The Science of Poultry and Meat Processing
This book, which represents today a major authority document in the poultry Literature, covers various areas related to the meat processing industry, such as automation, primary and further processing, protein gelation, use of non-meat ingredients, product evaluation, microbiology, HACCP. One of the most important chapter of the book addresses the Live Birds Hauling with a detailed description of both practices of bird harvesting,: Manual and Mechanical.
As stated by Dr. Shai Barbut , in the paragraph that is covering mechanical harvesting: “The main benefits of using mechanical harvesters include improved working conditions for thee catching crew, reduced labor costs, and reduced stress and injury to the birds. In the past few years, animal welfare and employee health and safety issues have received much more attention and therefore advancements in mechanical harvesters are closely watched by the poultry industry. Fifteen years ago there were only a handful of mechanical harvesters operating in the UK, each capable of harvesting 35.000 birds per day, and few operating in USA and Australia. Today, however some industry estimates suggests 20% mechanical loading of broilers in Europe and 5% in North America. For turkeys the percent of mechanical loading increases to 80% in Europe and US. In Saudi Arabia some estimates are as high as 100% mechanical catching. Overall, it is expected that the use of mechanical loaders will increase as more companies are interesting in automating the process.” [Chapter.4, page 105]
“Lacy and Czarick” “compared the bruising rate of manual versus mechanical harvesting and reported that leg bruising was reduced by more than 50% and there were also reductions in back and breast bruising when mechanical harvesting was used. “ [Chapter.4, page 106-107]
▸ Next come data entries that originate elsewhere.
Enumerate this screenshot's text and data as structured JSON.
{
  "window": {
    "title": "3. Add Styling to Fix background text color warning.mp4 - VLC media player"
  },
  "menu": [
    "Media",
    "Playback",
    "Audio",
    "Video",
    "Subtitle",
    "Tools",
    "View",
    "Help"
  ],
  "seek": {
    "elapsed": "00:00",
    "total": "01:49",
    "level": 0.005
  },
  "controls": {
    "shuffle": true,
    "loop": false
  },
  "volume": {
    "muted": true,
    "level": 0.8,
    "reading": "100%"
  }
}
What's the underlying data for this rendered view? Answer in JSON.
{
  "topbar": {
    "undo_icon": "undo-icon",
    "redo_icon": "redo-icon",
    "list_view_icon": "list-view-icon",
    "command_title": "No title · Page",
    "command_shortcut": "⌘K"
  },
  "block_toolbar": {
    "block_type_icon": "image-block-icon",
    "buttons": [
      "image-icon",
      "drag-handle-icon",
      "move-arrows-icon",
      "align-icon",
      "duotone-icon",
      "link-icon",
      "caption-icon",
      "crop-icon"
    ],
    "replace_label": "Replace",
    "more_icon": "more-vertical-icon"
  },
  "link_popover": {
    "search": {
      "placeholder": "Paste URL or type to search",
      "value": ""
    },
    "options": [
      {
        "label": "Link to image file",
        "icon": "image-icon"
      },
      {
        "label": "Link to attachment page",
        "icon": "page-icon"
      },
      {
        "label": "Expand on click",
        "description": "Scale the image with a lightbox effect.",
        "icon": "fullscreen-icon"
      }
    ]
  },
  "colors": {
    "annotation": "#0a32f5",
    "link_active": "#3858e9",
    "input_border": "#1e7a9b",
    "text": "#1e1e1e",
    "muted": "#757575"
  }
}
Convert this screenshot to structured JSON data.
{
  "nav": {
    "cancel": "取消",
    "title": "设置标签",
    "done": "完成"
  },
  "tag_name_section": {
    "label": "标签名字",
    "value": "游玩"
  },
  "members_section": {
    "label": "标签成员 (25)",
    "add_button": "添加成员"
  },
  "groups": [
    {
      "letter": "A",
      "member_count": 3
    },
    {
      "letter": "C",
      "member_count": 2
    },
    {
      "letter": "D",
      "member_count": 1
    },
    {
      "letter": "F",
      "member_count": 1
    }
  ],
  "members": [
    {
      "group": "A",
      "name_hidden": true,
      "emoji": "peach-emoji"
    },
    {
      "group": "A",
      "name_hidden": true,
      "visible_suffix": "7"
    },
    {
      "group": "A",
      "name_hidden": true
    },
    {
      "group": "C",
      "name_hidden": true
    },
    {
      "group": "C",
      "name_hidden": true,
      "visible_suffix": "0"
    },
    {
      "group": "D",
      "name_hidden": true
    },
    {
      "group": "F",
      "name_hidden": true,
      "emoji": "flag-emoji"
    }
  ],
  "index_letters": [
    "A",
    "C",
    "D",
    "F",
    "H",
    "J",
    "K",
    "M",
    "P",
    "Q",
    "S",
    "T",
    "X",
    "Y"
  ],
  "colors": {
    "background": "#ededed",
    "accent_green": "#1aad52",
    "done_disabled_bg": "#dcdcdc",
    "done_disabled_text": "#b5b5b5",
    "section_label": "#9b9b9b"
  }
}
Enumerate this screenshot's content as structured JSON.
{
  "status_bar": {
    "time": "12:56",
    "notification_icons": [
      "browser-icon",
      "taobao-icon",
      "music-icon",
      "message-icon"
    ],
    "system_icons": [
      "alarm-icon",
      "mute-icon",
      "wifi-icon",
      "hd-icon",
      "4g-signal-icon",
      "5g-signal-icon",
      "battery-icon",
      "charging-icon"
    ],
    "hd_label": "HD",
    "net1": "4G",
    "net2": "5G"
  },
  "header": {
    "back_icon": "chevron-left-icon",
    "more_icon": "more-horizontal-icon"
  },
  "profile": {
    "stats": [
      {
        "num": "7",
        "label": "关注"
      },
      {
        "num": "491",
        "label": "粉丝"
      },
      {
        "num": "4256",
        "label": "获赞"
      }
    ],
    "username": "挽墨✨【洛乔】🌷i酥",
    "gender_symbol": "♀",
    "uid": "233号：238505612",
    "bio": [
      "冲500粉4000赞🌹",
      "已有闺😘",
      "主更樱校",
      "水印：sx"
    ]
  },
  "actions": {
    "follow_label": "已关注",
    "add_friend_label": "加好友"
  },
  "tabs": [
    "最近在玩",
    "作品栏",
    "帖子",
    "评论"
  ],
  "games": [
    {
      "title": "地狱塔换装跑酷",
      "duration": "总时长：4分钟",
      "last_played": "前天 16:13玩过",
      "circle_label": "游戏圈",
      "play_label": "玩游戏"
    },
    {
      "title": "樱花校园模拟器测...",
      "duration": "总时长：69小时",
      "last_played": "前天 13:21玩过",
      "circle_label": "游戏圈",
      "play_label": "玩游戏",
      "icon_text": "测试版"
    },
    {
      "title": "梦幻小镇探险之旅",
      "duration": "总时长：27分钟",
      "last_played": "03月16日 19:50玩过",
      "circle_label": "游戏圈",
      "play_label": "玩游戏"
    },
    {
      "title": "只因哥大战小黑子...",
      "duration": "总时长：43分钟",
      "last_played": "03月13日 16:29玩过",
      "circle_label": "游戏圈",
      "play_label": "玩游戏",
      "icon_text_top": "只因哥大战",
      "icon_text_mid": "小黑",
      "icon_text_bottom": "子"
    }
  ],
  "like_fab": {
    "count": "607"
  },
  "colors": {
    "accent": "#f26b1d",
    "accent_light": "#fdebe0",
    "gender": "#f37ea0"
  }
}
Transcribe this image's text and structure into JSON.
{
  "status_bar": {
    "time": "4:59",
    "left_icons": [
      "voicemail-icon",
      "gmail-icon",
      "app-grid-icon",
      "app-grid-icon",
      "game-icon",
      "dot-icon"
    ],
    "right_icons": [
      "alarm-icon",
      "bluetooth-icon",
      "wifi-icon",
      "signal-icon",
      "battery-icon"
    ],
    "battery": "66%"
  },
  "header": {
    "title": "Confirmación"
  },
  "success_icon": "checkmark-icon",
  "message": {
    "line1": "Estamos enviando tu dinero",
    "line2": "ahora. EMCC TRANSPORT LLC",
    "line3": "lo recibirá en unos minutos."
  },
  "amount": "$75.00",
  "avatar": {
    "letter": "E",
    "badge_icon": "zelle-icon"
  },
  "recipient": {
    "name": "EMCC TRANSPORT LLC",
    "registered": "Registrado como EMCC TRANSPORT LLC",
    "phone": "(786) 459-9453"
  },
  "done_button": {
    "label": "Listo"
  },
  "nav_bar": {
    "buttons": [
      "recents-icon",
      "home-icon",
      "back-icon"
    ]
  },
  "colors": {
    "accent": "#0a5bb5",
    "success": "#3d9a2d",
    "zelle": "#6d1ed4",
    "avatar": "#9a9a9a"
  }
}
“Others have also indicated that direct contact with humans, especially if infrequent, is a physiological stressor to the birds. The basic method used by a mechanical harvester reduces the direct contact between humans and birds.” [Chapter.4, page 106]